Between small roles in giant films (Iron Man 2, The Green Mile, Charlie’s Angels) and leading roles in quirky indies that disappear instantaneously, Sam Rockwell has produced some of the best overlooked performances in modern film. Charismatic and versatile, as comfortable in the skin of the sweetheart, weasel, villain or nutjob, Rockwell has a unique presence that adds flavor to every project. But too few people are familiar with him and his work. Here’s your chance to get to know Sam Rockwell.
The Way Way Back (2013)
Rockwell commands attention in a Bill Murray-esque role as the off-kilter mentor to a struggling adolescent working at a waterpark for the summer. Though the entire ensemble impresses, Rockwell steals the film with a charming characterization that’s as worldly wise as it is juvenile.
Seven Psychopaths (2012)
Offering a brilliantly unhinged performance that anchors an equally unhinged film, Rockwell’s peculiar talents are on full display in Martin McDonagh’s good hearted bloodbath. With a supporting cast that includes Christopher Walken, Woody Harrelson and Tom Waits, the film should sell itself.

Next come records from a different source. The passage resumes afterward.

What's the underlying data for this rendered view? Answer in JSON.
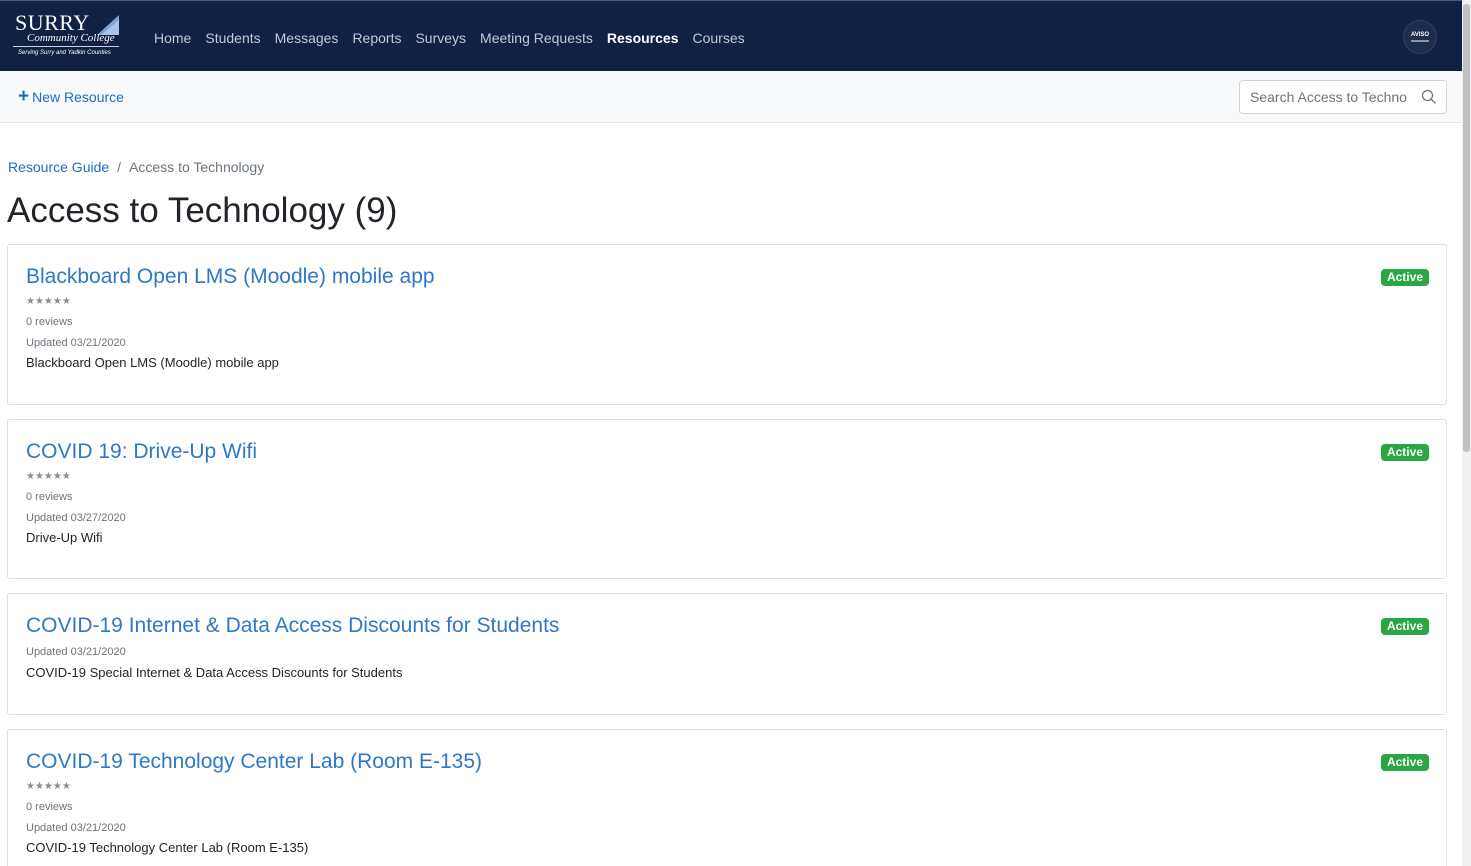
{
  "logo": {
    "name": "SURRY",
    "subtitle": "Community College",
    "tagline": "Serving Surry and Yadkin Counties"
  },
  "nav": {
    "items": [
      {
        "label": "Home",
        "active": false
      },
      {
        "label": "Students",
        "active": false
      },
      {
        "label": "Messages",
        "active": false
      },
      {
        "label": "Reports",
        "active": false
      },
      {
        "label": "Surveys",
        "active": false
      },
      {
        "label": "Meeting Requests",
        "active": false
      },
      {
        "label": "Resources",
        "active": true
      },
      {
        "label": "Courses",
        "active": false
      }
    ],
    "avatar_text": "AVISO"
  },
  "toolbar": {
    "new_resource_label": "New Resource",
    "search_placeholder": "Search Access to Techno"
  },
  "breadcrumb": {
    "parent": "Resource Guide",
    "separator": "/",
    "current": "Access to Technology"
  },
  "page_title": "Access to Technology (9)",
  "resources": [
    {
      "title": "Blackboard Open LMS (Moodle) mobile app",
      "status": "Active",
      "rating": "★★★★★",
      "reviews": "0 reviews",
      "updated": "Updated 03/21/2020",
      "description": "Blackboard Open LMS (Moodle) mobile app"
    },
    {
      "title": "COVID 19: Drive-Up Wifi",
      "status": "Active",
      "rating": "★★★★★",
      "reviews": "0 reviews",
      "updated": "Updated 03/27/2020",
      "description": "Drive-Up Wifi"
    },
    {
      "title": "COVID-19 Internet & Data Access Discounts for Students",
      "status": "Active",
      "updated": "Updated 03/21/2020",
      "description": "COVID-19 Special Internet & Data Access Discounts for Students"
    },
    {
      "title": "COVID-19 Technology Center Lab (Room E-135)",
      "status": "Active",
      "rating": "★★★★★",
      "reviews": "0 reviews",
      "updated": "Updated 03/21/2020",
      "description": "COVID-19 Technology Center Lab (Room E-135)"
    }
  ],
  "colors": {
    "navbar": "#0f2244",
    "link": "#1a6ec2",
    "badge": "#28a745"
  }
}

This near-one-man-show offers Rockwell the room to prove himself, and he does so with aplomb. Duncan Jones’s SciFi feature manages to openly homage many of the greats while still offering a singular, unique vision. But it’s Rockwell who astonishes with a turn that dives deep and leaves an impression.
Based on a Chuck Palahniuk novel, Choke follows Victor – a sex-addicted con artist with mommy issues – through some unexpected life turns. Both concept and character are unusual –just the kind of project where Rockwell shines. Hip, damaged, funny, desperate, incredibly flawed yet redeemable, Victor would prove a tough nut to crack for many actors. Not Rockwell.
Snow Angels (2007)
David Gordon Green’s family drama offers one of Rockwell’s most nuanced and heartbreaking dramatic turns. So often the glib cat or loose cannon, Rockwell proves here that an intensely personal role is just as comfortable a fit. As the wounded, estranged father involved in a small town tragedy, he hits all the right notes and leaves you breathless.
Confessions of a Dangerous Mind (2007)
George Clooney had the good sense to offer Rockwell his first major lead, and he absolutely nails this fictionalized (or is it?!) biopic of Chuck Barris, part time Gong Show host, part time assassin. Working with a gift of a screenplay by Charlie Kaufman, Rockwell easily inhabits both the peculiarity of the TV personality and the insanity of the government agent fantasy. Whatever the film’s flaws, Rockwell keeps you glued to the craziness.
Sam Rockwell..get to know him!